If detected early, breast cancer is very survivable, Dr. Abbot says. “The overall five-year survival rate for patients whose cancer has not spread beyond the breast is 99%. The earlier breast cancer is detected, the less treatment a patient will need.”

Dr. Abbott says Hollings offers advanced treatments, including customized treatments with fewer side effects and new surgical techniques, to improve patient outcomes.

“At Hollings, we can tailor the treatment and better predict which patients may benefit from therapy and which patients may not need therapy,” she says. “There is a constant balance to be aggressive enough without being overly aggressive when there would be no benefit to the patient. We know that not everyone responds to chemotherapy the same way, and we have tests that allow us to determine if a patient needs chemotherapy. Not everyone does. Our radiation oncologists are able to be precise when we use radiation therapy, so a patient does not receive any more radiation than is needed.”

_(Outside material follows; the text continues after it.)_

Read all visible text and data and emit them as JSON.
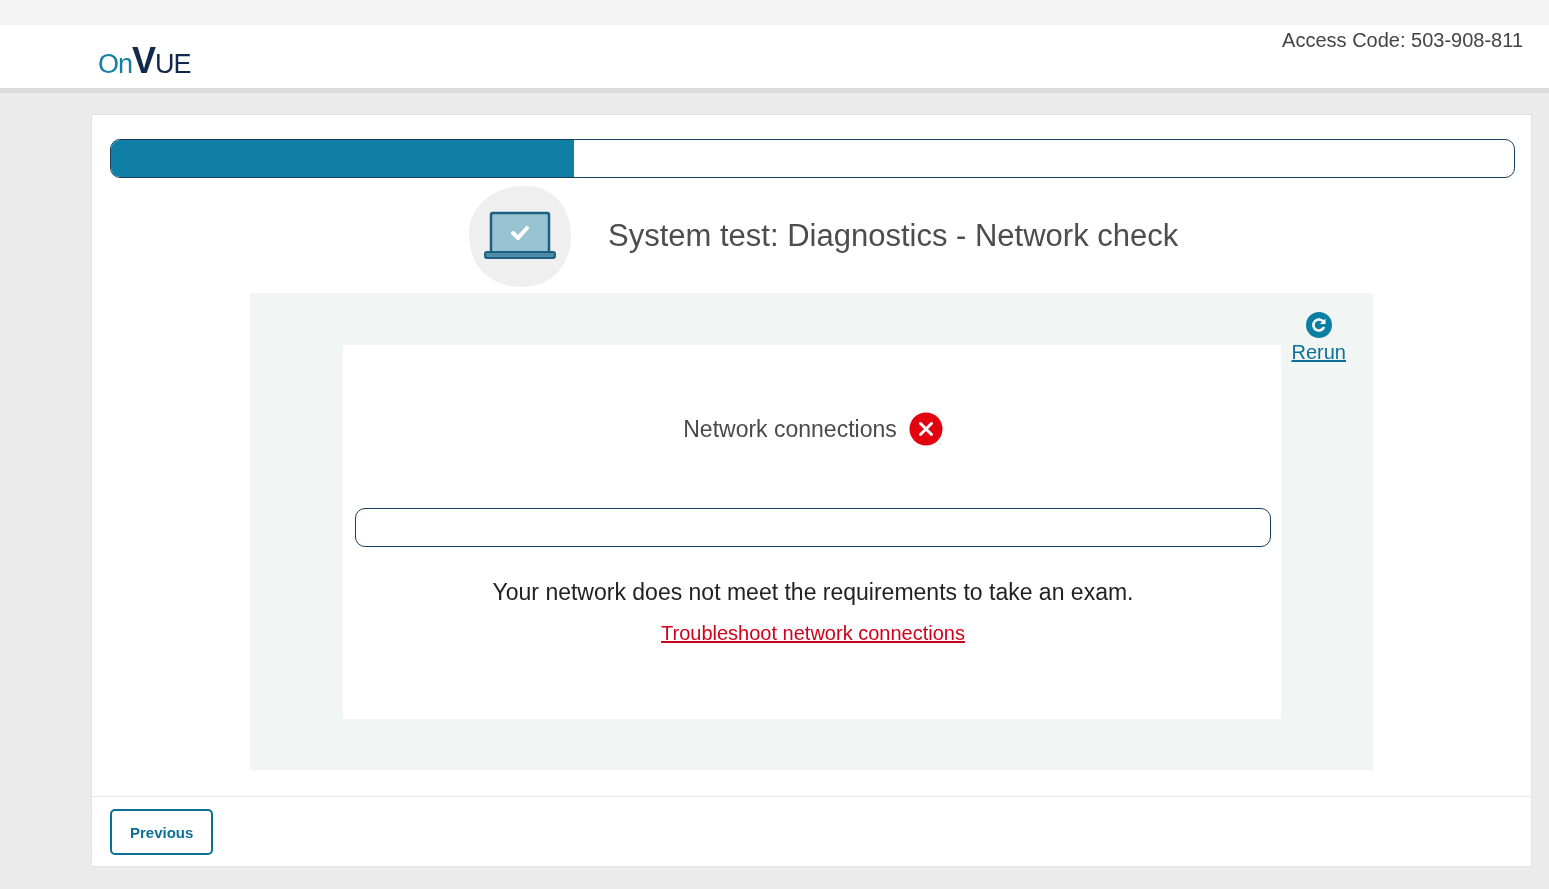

Specialists at Hollings also are using immunotherapy, a new class of drugs that activates the body’s own immune system to fight cancer cells and monoclonal antibody therapy, which targets the specific cancer cells in patients diagnosed with HER 2 cancers.

If a patient does require a mastectomy, she’ll have access to the latest surgical techniques for breast reconstruction and to minimize risk of lymphedema and its associated discomfort. Hollings surgeons perform the latest techniques in breast reconstruction, including nipple sparing and reconstruction with nerve preservation. Patients also can have a procedure that allows lymph fluid to drain even after lymph nodes have been removed.

Patients who choose the NCI-designated Hollings Cancer Center will be cared for by a multidisciplinary team of nationally recognized oncologists, plastic surgeons, navigators, counselors, therapists to manage their care. A lot of exciting developments are happening on many fronts.”


Dr. Abbott is a board-certified surgical oncologist who specializes in the treatment of breast cancer, melanoma and non-melanoma skin cancer, and soft tissue sarcoma. She sees patients in Mount Pleasant (843-876-8282), at the Hollings Cancer Center (843-792-9300) and in North Charleston (843-792-1414.)